Wait it Out
Snapchat is a fairly new social network with a young audience, as the network matures and becomes mainstream the user-base will naturally and gradually develop. Just as YouTube has evolved over the years from pure user-created entertainment to a mix of educational content, vlogger style content and big brand content, Snapchat will naturally become something more than what it is today.
There is tremendous potential for this network to evolve into something more appropriate for B2B companies. B2B companies who invest in creating stories and producing quality content will be primed to take advantage of this network once it has matured a little. Keep a close on it, though, if you wait too long to get in the game the noise level will be too high to make an impact.
Getting Your Brand Started on Snapchat
Before you take the plunge and spend a lot of time and effort into creating a brand presence on Snapchat, there are a few things you need to take into account. Do not jump into the deep end of the Snapchat pool before learning to swim!
Step 1. Do some market research
Are other companies in your industry on Snapchat? If they are, what are they doing? Get a sense of what others are doing before you set up your strategy.
Step 2. Ask yourself what success looks like
The main question to ask is why are you on Snapchat. Is your goal brand awareness, lead generation, or something else? What metrics will you be using to track this goal?
Step 3. Be prepared for frequent posting
This network is not for companies who are light on content. Users like to get notifications often, so you need to be ready in advance with appropriate content scheduled to post every couple of days.
Step 4. Promote your Snapchat on other networks

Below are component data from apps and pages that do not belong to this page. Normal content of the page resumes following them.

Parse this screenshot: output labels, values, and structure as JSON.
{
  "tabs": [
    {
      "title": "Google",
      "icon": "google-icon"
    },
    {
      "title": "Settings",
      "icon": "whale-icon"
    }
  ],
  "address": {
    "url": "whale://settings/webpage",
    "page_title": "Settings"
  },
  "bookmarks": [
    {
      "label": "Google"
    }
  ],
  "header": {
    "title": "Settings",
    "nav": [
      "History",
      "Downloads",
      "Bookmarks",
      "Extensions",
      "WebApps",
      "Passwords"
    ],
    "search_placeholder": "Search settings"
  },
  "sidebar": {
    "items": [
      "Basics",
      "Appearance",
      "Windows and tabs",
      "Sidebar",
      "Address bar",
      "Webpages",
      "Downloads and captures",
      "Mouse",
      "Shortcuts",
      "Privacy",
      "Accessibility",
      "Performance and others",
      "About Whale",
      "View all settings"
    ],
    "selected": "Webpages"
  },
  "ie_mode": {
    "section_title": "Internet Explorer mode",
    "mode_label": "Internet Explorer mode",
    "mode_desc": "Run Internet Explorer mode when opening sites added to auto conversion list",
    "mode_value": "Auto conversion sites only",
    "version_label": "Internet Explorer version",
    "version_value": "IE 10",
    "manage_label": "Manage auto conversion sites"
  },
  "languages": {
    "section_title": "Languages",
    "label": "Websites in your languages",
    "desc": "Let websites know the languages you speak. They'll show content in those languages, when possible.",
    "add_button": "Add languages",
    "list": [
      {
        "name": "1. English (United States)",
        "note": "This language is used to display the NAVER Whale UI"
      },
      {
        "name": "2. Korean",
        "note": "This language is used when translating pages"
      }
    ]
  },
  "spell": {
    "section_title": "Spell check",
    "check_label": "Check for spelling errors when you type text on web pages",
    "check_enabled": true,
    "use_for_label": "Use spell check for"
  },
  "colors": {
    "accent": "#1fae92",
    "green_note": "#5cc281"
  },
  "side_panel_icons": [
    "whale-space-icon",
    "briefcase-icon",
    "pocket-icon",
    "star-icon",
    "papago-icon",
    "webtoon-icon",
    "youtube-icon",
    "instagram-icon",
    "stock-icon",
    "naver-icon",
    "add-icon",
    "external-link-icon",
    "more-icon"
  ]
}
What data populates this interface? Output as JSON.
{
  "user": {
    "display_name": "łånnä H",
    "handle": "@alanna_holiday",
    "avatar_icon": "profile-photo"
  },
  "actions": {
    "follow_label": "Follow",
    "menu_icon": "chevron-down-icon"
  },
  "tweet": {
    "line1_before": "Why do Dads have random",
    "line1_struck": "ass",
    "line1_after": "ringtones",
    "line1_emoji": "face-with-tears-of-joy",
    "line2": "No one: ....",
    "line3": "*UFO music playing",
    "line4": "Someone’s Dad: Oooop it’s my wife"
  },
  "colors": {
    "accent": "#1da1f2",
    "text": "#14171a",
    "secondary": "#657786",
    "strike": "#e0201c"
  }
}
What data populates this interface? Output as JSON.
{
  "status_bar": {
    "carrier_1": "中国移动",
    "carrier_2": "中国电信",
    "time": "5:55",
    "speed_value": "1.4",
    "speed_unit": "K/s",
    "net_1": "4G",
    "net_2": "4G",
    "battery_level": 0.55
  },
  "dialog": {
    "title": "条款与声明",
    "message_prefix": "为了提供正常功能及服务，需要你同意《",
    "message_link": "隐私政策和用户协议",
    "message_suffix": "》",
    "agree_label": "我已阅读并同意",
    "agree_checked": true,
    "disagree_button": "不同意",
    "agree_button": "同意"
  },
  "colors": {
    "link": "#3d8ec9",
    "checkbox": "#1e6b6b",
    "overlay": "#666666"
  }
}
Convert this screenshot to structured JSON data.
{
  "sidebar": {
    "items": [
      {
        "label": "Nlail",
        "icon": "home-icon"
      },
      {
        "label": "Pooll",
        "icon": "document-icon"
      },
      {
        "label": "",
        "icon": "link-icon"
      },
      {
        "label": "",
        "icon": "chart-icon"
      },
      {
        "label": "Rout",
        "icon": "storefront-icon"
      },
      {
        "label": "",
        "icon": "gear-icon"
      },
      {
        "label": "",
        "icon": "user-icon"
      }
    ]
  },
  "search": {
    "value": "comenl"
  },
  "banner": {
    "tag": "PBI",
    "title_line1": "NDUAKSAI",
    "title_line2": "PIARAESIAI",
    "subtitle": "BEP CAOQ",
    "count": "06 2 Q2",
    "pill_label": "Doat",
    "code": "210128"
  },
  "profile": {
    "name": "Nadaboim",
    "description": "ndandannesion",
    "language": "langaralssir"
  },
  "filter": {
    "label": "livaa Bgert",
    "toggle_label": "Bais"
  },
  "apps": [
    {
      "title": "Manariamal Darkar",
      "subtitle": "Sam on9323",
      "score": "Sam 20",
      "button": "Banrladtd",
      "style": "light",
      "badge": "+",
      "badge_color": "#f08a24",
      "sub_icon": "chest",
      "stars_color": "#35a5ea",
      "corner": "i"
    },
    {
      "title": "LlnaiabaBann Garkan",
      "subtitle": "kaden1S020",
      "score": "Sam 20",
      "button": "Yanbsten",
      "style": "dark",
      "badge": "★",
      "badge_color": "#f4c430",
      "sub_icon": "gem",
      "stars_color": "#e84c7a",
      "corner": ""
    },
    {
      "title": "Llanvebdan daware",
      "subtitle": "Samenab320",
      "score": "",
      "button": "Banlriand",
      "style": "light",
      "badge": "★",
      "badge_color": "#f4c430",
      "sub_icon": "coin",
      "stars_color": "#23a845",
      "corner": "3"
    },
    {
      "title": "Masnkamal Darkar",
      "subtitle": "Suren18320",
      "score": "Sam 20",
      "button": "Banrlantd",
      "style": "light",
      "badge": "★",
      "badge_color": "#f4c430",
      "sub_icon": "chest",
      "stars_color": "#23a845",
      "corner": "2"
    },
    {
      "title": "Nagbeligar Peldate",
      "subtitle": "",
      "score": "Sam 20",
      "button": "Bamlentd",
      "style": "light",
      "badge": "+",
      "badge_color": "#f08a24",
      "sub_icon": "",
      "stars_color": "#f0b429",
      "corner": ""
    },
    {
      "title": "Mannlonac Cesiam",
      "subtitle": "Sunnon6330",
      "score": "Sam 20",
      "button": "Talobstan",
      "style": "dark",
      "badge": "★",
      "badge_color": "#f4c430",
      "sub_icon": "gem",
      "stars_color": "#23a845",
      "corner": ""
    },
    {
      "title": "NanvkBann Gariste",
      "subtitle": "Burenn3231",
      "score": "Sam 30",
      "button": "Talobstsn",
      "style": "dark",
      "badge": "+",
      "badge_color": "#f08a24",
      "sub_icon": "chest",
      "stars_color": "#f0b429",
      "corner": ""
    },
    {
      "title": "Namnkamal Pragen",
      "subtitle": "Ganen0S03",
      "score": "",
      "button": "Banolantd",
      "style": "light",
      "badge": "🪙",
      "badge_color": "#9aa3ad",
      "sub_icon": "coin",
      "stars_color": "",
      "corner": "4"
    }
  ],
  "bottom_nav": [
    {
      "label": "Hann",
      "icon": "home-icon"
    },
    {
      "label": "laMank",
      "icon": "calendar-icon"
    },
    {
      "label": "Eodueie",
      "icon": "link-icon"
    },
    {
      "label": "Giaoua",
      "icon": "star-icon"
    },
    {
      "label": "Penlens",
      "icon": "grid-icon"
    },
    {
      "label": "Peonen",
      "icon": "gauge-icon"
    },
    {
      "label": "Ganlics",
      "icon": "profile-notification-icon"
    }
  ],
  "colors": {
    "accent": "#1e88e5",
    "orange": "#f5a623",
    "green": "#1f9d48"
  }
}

If you have been using Twitter lately (and you should be), then I’m sure you’ve noticed a rising number of Snapchat style profile photos. This is one way companies are promoting their presence on the new network. You can also post specific updates letting followers know to follow you there as well. Be creative with these and let people know they will get a different experience on Snapchat.
Step 5. Be willing to experiment
Since Snapchat is still in it’s early days, there is no tried and true way to use it. Test things out and measure the results. Look at other users and other companies for inspiration. Poll the younger employees in your organization and see who’s using Snapchat already and what they look for when following a brand or company.
Snapchat will not be the right social network or a good investment for many B2B businesses. Every business appeals to a unique demographic, has a unique brand personality, and may not have the budget to include more experiential marketing strategies.
If your brand has a cutting-edge personality or appeals to a younger audience and you’ve already taken the time to establish a strong presence on other platforms, then Snapchat could be your next logical step.